Louis de Freycinet (who would later marry Rose) was a young lieu­tenant under Baudin’s com­mand on board the Nat­u­ral­iste at the begin­ning of the voy­age in 1800, and had risen to com­man­der of the Casua­r­ina by 1803The Casua­r­ina was pur­chased by Baudin in Syd­ney to replace the Nat­u­ral­iste, which he had sent home to France with most of the botan­i­cal spec­i­mens and sci­en­tific dis­cov­er­ies on board, while the Geo­graphe and the Casua­r­ina con­tin­ued with their map­ping and sur­vey­ing. It was in this lat­ter part of the voy­age that the meet­ing between the French and the Eng­lish ships took place. In spite of recent hos­til­i­ties between Eng­land and France the meet­ing was friendly and pro­duc­tive.
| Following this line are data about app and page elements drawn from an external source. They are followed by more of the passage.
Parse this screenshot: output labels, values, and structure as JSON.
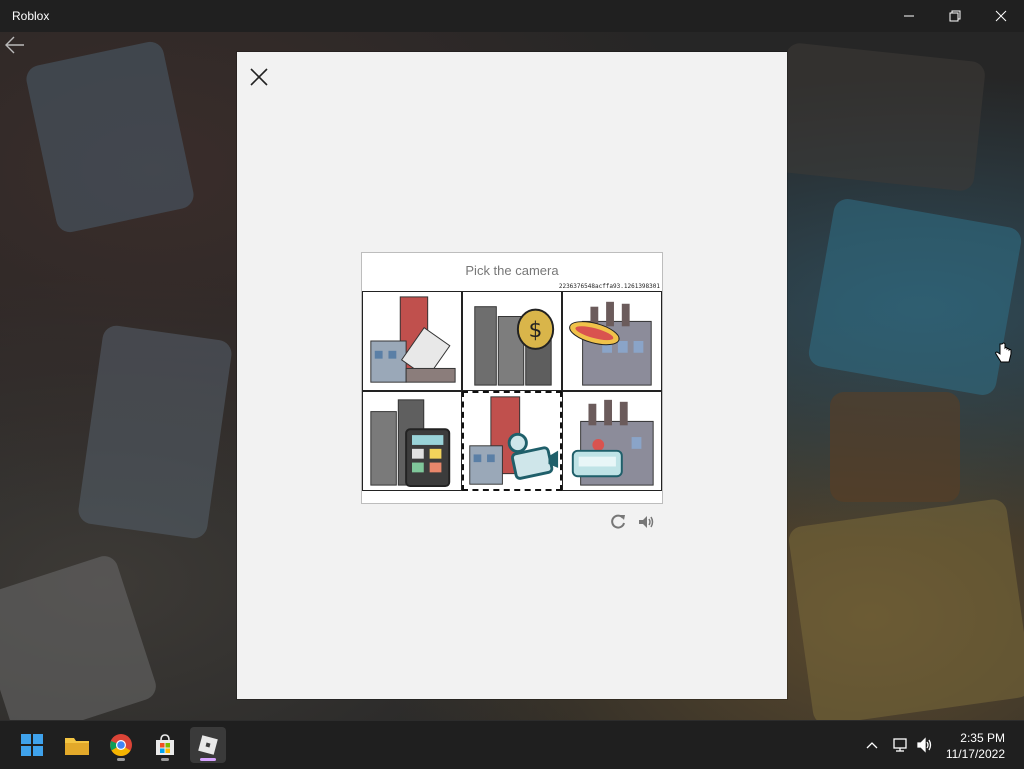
{
  "window": {
    "title": "Roblox",
    "controls": [
      "minimize",
      "restore",
      "close"
    ]
  },
  "captcha": {
    "prompt": "Pick the camera",
    "hash": "2236376548acffa93.1261398301",
    "tiles": [
      {
        "content": "building-with-refrigerator",
        "selected": false
      },
      {
        "content": "skyscraper-with-money-bag",
        "selected": false
      },
      {
        "content": "factory-with-hotdog",
        "selected": false
      },
      {
        "content": "skyscraper-with-calculator",
        "selected": false
      },
      {
        "content": "building-with-movie-camera",
        "selected": true
      },
      {
        "content": "factory-with-sofa",
        "selected": false
      }
    ],
    "tools": [
      "refresh-icon",
      "audio-icon"
    ]
  },
  "taskbar": {
    "apps": [
      "start-icon",
      "file-explorer-icon",
      "chrome-icon",
      "microsoft-store-icon",
      "roblox-icon"
    ],
    "active_app": "roblox-icon",
    "tray_icons": [
      "chevron-up-icon",
      "network-icon",
      "volume-icon"
    ],
    "time": "2:35 PM",
    "date": "11/17/2022"
  },
  "colors": {
    "titlebar": "#202020",
    "modal_bg": "#f2f2f2",
    "taskbar": "#1f1f1f",
    "active_indicator": "#d6a3ff"
  }
}
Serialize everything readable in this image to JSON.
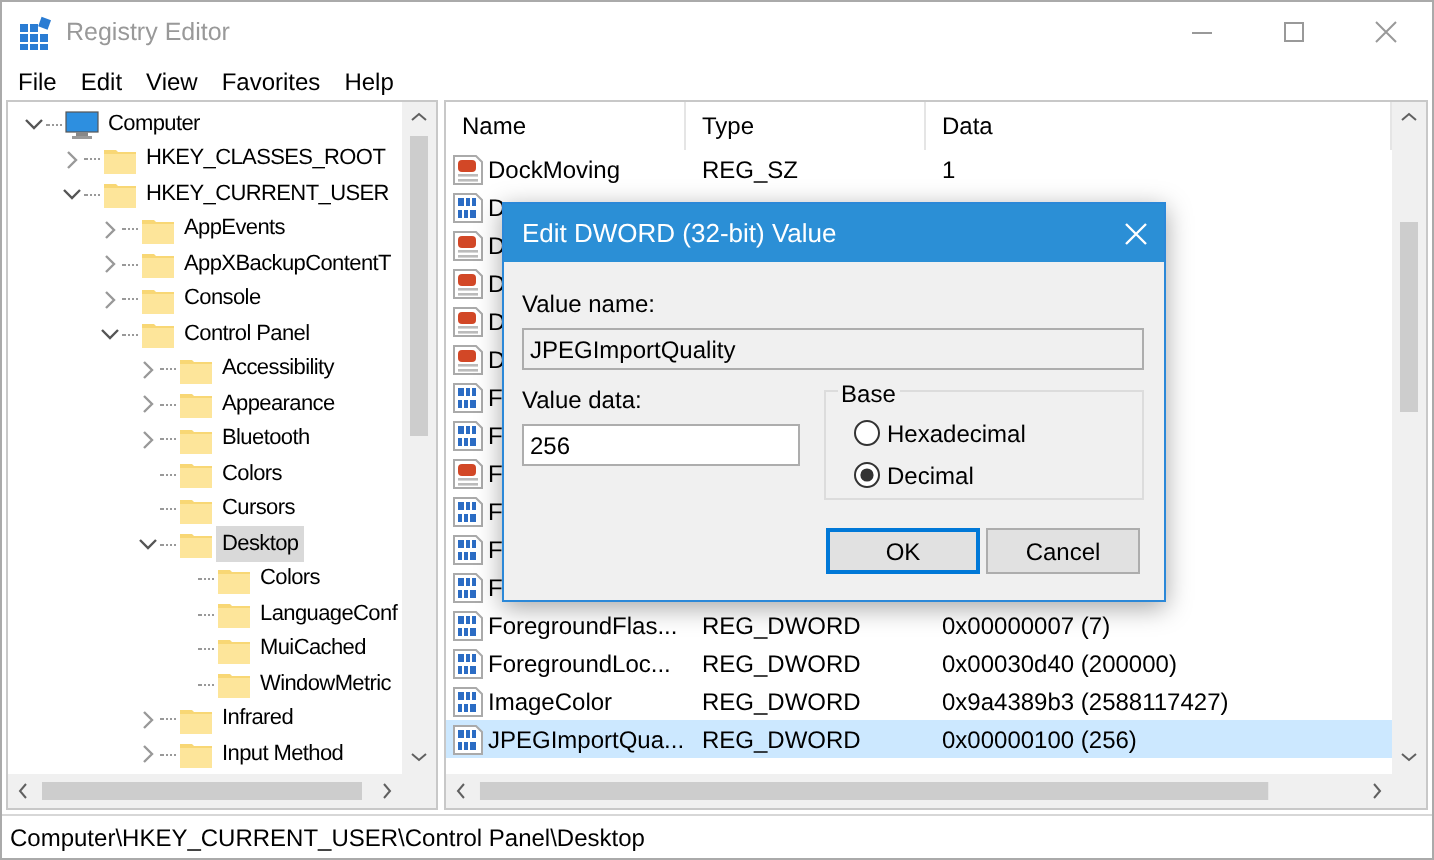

Louis de Freycinet, being Baudin’s chief sur­veyor and nav­i­ga­tor by then, exchanged mate­r­ial with Flinders and the three ships went their sep­a­rate ways.

Even­tu­ally, after the death of Baudin and the impris­on­ment of Flinders on Mau­ri­tius, it fell to Louis de Freycinet to com­plete the offi­cial report of Baudin’s voy­age for the French gov­ern­ment, who had financed it. In his report, which was pub­lished in 1811, the first com­plete map of Aus­tralia appeared. In spite of his report receiv­ing praise from all quar­ters, Louis still felt he had unfin­ished busi­ness in Aus­tralia, espe­cially in and around Shark Bay on the north coast of West­ern Aus­tralia. He per­suaded the French Navy to sup­ply him with a ship and set off in 1817 to cir­cum­nav­i­gate the world, with Shark Bay firmly in his sights. It was on this voy­age that the newly mar­ried Rose made her mark on history.

Check out the whole story of the voy­age of the Uranie (1817–1820) in To See the World.